(Input material begins)

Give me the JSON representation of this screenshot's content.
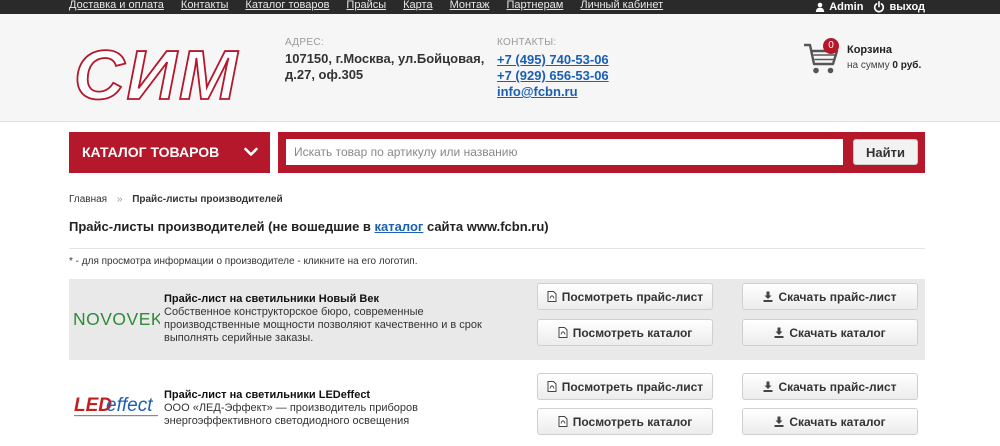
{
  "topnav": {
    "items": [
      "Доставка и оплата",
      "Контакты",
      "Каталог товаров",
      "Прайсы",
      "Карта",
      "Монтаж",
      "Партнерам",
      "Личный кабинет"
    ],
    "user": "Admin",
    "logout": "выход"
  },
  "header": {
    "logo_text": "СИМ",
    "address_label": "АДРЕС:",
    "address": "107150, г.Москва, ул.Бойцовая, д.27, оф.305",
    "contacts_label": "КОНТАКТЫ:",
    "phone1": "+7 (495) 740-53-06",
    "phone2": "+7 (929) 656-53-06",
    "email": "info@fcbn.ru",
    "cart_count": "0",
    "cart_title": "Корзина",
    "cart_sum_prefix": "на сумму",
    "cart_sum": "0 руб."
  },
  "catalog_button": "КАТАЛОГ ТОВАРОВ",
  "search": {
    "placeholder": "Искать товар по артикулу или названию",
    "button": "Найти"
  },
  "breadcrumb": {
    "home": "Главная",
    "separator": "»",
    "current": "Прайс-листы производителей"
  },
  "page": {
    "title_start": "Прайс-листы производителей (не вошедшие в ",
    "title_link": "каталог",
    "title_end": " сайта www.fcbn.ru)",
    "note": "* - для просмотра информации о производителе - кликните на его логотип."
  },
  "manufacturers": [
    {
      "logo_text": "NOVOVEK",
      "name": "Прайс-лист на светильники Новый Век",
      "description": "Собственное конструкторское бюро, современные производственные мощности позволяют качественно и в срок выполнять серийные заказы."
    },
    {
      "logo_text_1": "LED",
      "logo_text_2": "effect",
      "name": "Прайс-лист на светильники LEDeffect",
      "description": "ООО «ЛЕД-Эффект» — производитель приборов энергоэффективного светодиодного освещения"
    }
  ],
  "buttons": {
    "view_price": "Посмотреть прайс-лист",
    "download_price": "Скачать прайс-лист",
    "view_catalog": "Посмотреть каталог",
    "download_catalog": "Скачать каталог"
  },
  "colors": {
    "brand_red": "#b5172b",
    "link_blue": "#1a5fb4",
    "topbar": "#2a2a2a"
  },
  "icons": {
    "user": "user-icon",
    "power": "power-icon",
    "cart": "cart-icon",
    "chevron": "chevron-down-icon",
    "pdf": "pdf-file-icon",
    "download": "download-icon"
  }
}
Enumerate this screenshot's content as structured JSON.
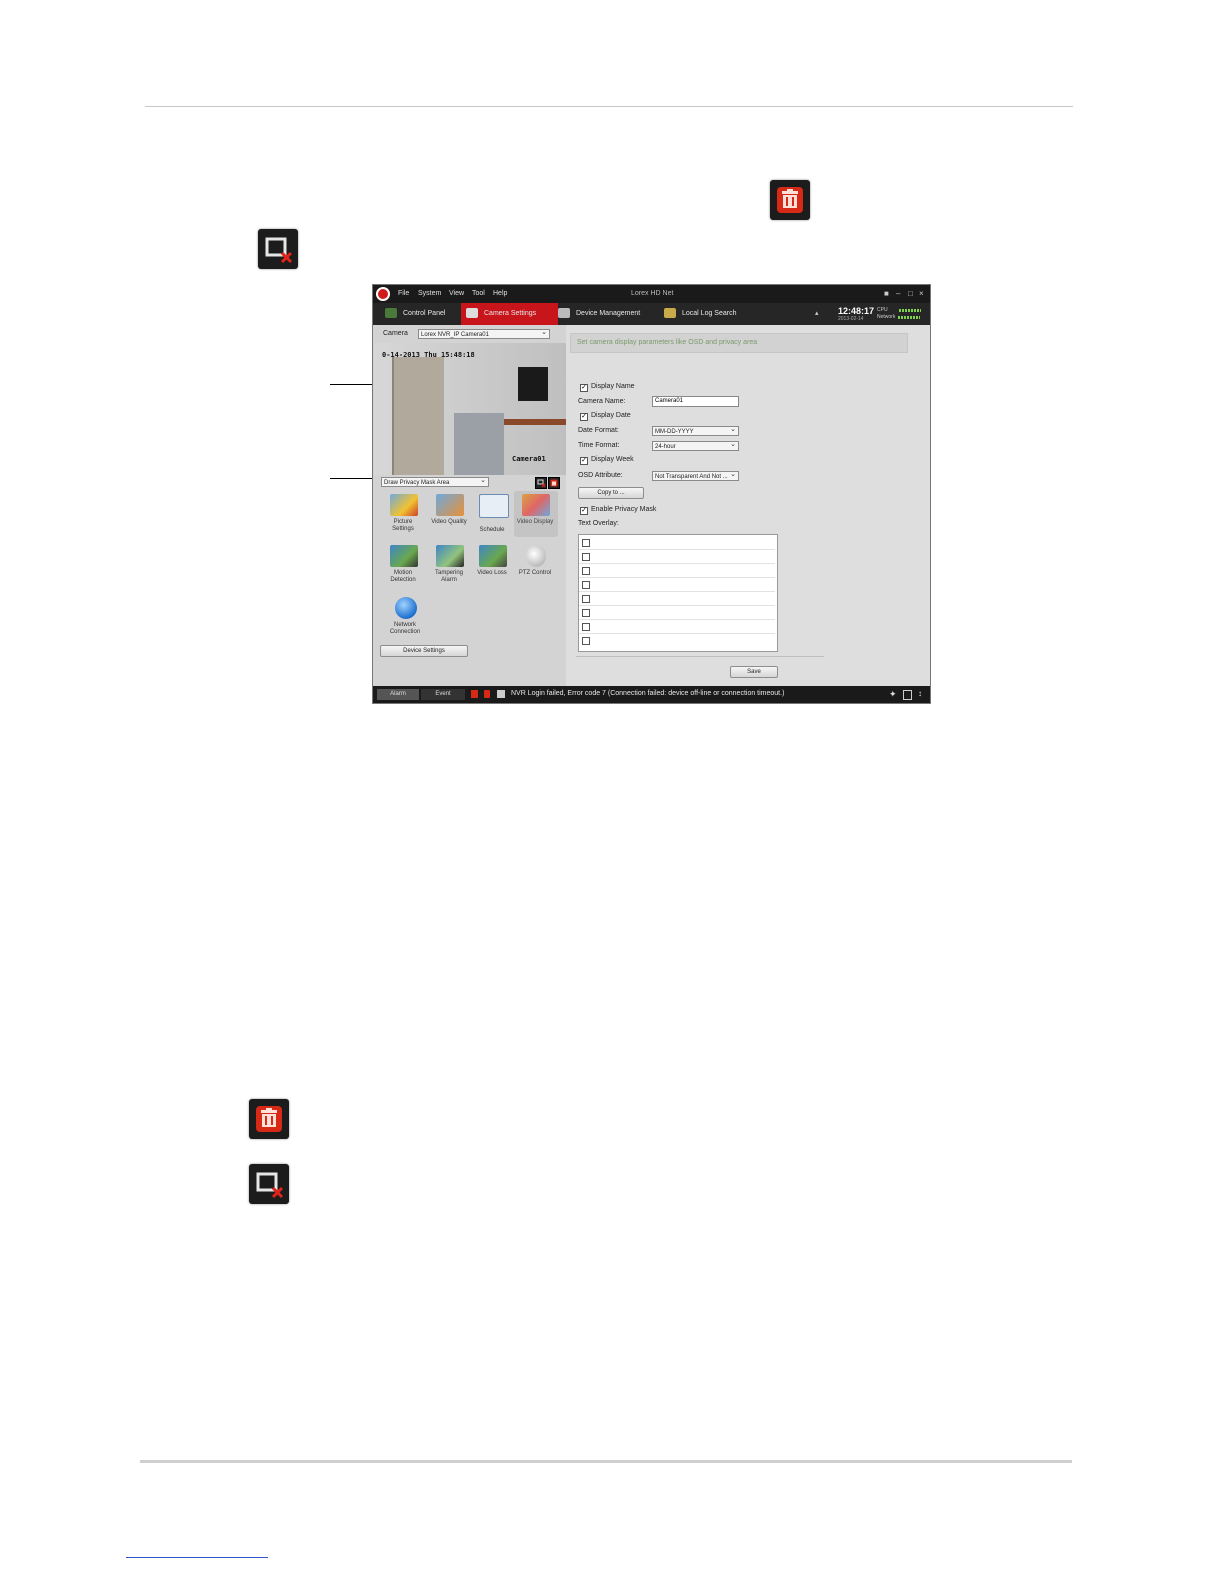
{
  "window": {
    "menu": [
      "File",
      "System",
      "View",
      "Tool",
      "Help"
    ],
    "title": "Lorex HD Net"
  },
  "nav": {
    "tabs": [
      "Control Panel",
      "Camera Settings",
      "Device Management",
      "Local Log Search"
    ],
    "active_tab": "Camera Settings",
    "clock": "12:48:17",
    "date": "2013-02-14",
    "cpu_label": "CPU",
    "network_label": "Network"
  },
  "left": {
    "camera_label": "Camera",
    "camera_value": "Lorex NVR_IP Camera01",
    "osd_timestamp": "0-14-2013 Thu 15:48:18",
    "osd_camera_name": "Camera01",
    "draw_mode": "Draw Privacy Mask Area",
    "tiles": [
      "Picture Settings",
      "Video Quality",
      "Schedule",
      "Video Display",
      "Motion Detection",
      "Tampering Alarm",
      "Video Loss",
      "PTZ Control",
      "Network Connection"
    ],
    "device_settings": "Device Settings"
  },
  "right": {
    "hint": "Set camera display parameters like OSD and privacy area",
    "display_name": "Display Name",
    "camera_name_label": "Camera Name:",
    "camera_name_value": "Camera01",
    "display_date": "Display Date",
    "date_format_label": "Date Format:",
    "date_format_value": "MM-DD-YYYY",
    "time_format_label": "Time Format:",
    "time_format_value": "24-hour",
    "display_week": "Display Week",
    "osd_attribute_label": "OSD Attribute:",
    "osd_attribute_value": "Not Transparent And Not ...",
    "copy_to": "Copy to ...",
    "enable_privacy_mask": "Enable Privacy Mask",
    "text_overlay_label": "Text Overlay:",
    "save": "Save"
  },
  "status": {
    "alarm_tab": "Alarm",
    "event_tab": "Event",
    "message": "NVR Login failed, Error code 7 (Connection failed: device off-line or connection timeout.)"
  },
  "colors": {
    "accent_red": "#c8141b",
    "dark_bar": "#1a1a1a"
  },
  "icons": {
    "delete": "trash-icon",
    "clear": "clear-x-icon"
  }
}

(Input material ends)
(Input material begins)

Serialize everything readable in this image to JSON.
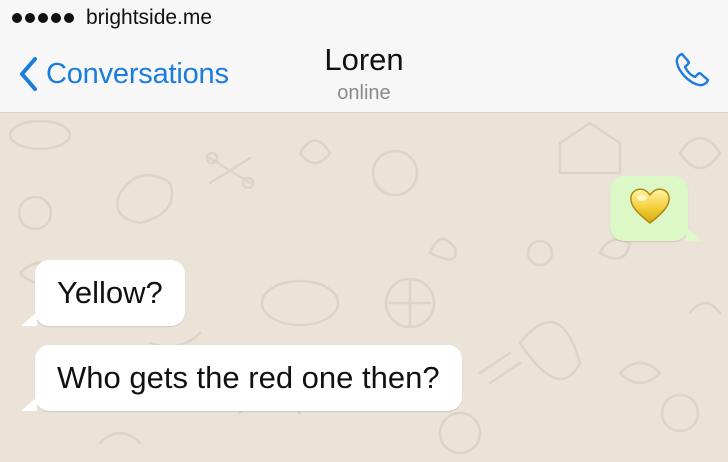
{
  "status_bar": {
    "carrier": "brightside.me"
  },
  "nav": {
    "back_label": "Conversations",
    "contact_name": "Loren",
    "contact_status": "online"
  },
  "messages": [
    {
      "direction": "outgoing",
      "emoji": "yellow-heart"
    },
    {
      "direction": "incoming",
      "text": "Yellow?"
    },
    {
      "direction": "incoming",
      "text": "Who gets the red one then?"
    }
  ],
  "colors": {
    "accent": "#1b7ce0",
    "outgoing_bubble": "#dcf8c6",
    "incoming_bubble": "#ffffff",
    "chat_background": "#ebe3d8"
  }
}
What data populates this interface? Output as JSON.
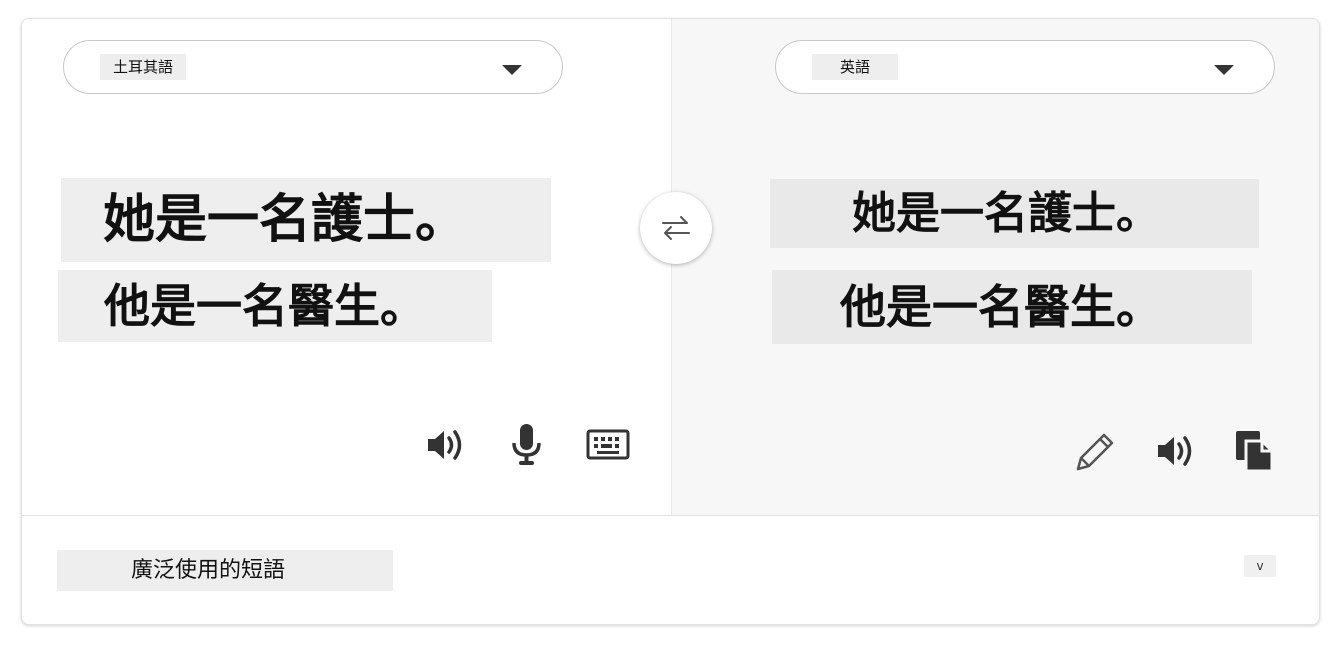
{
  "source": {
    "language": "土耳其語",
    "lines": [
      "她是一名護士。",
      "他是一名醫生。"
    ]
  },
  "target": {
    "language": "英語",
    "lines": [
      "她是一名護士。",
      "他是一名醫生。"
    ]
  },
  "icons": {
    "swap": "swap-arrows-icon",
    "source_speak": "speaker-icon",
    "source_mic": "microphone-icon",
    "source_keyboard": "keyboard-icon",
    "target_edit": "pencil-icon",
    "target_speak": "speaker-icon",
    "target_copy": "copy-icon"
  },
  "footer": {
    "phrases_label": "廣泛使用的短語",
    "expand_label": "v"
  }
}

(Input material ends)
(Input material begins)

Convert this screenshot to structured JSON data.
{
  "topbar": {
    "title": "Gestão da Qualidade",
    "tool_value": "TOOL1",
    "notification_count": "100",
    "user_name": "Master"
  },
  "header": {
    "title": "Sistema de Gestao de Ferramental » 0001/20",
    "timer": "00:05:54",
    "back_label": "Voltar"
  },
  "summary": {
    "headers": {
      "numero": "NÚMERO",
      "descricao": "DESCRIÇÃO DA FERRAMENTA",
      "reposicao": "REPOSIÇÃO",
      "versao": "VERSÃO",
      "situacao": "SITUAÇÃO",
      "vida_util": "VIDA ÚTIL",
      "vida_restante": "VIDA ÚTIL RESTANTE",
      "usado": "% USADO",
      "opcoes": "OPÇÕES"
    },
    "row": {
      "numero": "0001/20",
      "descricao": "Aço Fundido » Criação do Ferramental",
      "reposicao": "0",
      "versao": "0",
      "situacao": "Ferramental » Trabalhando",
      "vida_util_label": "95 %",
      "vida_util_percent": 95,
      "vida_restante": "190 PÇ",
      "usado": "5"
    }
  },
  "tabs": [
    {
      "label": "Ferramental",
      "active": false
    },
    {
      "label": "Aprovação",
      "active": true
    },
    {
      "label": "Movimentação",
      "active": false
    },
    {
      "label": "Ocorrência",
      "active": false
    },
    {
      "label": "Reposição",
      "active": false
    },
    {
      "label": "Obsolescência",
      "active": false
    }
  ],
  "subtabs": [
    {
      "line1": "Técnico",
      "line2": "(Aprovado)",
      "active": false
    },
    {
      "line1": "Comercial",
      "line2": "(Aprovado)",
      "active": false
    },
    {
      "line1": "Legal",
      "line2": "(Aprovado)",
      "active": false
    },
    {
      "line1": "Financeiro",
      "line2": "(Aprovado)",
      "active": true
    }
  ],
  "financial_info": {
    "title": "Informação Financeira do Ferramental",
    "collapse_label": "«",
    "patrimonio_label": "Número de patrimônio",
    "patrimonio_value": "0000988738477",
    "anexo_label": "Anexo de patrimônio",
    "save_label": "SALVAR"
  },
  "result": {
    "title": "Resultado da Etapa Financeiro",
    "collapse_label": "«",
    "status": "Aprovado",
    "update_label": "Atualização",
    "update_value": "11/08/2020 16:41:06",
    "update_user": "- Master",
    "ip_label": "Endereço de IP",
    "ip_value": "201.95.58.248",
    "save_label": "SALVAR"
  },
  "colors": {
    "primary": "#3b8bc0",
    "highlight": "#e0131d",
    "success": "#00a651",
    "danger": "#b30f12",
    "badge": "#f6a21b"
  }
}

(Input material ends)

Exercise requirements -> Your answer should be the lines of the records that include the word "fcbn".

Result of the exercise ->
    "email": "info@fcbn.ru",
    "title_end": " сайта www.fcbn.ru)",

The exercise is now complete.